The solder Zn (wt.%) Ga (wt.%) Sn (wt.%) alloys Sn-9Zn 9 0 Balance Sn-9Zn-0.25Ga 9 0.25 Balance Sn-9Zn-0.50Ga 9 0.50 Balance Sn-9Zn-0.75Ga 9 0.75 Balance Sn-9Zn-1.00Ga 9 1.00 Balance TABLE 2: The comparison of solidus temperature ([T.sub.onset]), liquidus temperature ([T.sub.end]), pasty ranges ([T.sub.end]/ [T.sub.onset]), melting temperature ([T.sub.m]), A/m, and AH among various solder alloys.
Since the above reactions took place below the MgO-[SiO.sub.2] solidus temperature of 2,809F (1,5430 and below the [Al.sub.2][0.sub.3]-[SiO.sub.2] solidus temperature of 2,894F (1,5900, a solid mixture of MgO, [Al.sub.2][O.sub.3] and [SiO.sub.2] is formed.
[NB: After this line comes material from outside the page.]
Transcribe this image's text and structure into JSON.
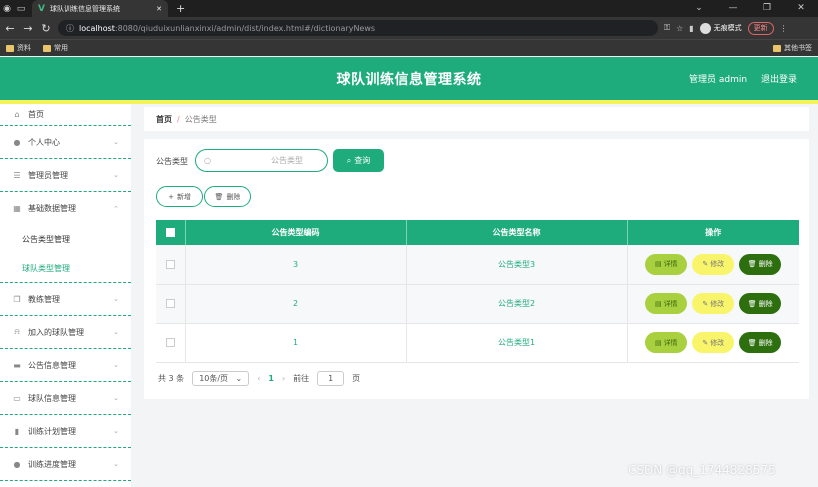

Potentially, a similar approach could be used to develop an algorithm for the calculation of the solidus temperature of other light alloys.
The growth of the primary interlocking dendrites commonly associated with long freezing range alloys is present with some residual liquid film close to the solidus temperature of the alloy.
This leads to a high rate of energy transfer and temperature control, allowing the solution heat treated castings to function at temperatures close to the solidus temperature and reducing the net solution heat treating time.
However, at 0.42 seconds, the temperature of the fluid distribution in the new design fell below the solidus temperature, and the filling was stopped before completion.
When a part of the casting is simultaneously being rapidly stretched (undergoing high rates of strain) and is at or near the solidus temperature, this is a high-risk area for hot tearing.
Considering that the strength during solidification would reach about 1 MPa at the solidus temperature, it is clear that the maximum packing point represents the most significant change in properties, whereas only small changes in strength occur between coherency and maximum packing.